▸ **TO DO**
Print all of the data exactly as written.

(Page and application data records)
◆ ◆ ◆ ◆ ◆
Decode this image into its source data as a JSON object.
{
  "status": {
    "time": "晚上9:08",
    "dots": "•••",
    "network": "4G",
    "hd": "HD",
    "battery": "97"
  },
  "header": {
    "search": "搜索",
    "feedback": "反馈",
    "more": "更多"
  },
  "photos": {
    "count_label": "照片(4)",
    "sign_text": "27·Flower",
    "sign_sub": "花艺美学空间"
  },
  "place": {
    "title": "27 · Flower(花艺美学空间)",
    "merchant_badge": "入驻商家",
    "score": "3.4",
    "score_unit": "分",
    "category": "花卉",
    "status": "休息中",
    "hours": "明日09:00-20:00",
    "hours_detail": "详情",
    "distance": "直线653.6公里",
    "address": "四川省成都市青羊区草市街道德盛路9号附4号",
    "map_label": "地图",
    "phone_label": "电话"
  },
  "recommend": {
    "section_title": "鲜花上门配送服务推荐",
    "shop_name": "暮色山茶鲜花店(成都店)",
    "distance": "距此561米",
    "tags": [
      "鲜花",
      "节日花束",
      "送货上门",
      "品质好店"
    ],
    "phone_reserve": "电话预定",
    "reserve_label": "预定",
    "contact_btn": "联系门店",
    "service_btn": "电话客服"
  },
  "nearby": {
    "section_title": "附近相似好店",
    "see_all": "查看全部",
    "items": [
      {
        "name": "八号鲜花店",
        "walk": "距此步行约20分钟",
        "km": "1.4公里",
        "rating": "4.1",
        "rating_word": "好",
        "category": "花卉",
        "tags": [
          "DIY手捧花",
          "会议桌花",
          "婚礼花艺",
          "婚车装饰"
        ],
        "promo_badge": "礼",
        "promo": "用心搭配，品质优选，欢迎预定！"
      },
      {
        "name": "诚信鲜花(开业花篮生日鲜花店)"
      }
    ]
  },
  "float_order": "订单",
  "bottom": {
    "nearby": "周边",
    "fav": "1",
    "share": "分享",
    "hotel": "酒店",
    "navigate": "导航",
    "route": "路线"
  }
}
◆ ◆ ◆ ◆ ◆
▸ **TASK RESULT**
Decode this image into its source data as a JSON object.
{
  "status": {
    "time": "晚上9:08",
    "dots": "•••",
    "network": "4G",
    "hd": "HD",
    "battery": "97"
  },
  "header": {
    "search": "搜索",
    "feedback": "反馈",
    "more": "更多"
  },
  "photos": {
    "count_label": "照片(4)",
    "sign_text": "27·Flower",
    "sign_sub": "花艺美学空间"
  },
  "place": {
    "title": "27 · Flower(花艺美学空间)",
    "merchant_badge": "入驻商家",
    "score": "3.4",
    "score_unit": "分",
    "category": "花卉",
    "status": "休息中",
    "hours": "明日09:00-20:00",
    "hours_detail": "详情",
    "distance": "直线653.6公里",
    "address": "四川省成都市青羊区草市街道德盛路9号附4号",
    "map_label": "地图",
    "phone_label": "电话"
  },
  "recommend": {
    "section_title": "鲜花上门配送服务推荐",
    "shop_name": "暮色山茶鲜花店(成都店)",
    "distance": "距此561米",
    "tags": [
      "鲜花",
      "节日花束",
      "送货上门",
      "品质好店"
    ],
    "phone_reserve": "电话预定",
    "reserve_label": "预定",
    "contact_btn": "联系门店",
    "service_btn": "电话客服"
  },
  "nearby": {
    "section_title": "附近相似好店",
    "see_all": "查看全部",
    "items": [
      {
        "name": "八号鲜花店",
        "walk": "距此步行约20分钟",
        "km": "1.4公里",
        "rating": "4.1",
        "rating_word": "好",
        "category": "花卉",
        "tags": [
          "DIY手捧花",
          "会议桌花",
          "婚礼花艺",
          "婚车装饰"
        ],
        "promo_badge": "礼",
        "promo": "用心搭配，品质优选，欢迎预定！"
      },
      {
        "name": "诚信鲜花(开业花篮生日鲜花店)"
      }
    ]
  },
  "float_order": "订单",
  "bottom": {
    "nearby": "周边",
    "fav": "1",
    "share": "分享",
    "hotel": "酒店",
    "navigate": "导航",
    "route": "路线"
  }
}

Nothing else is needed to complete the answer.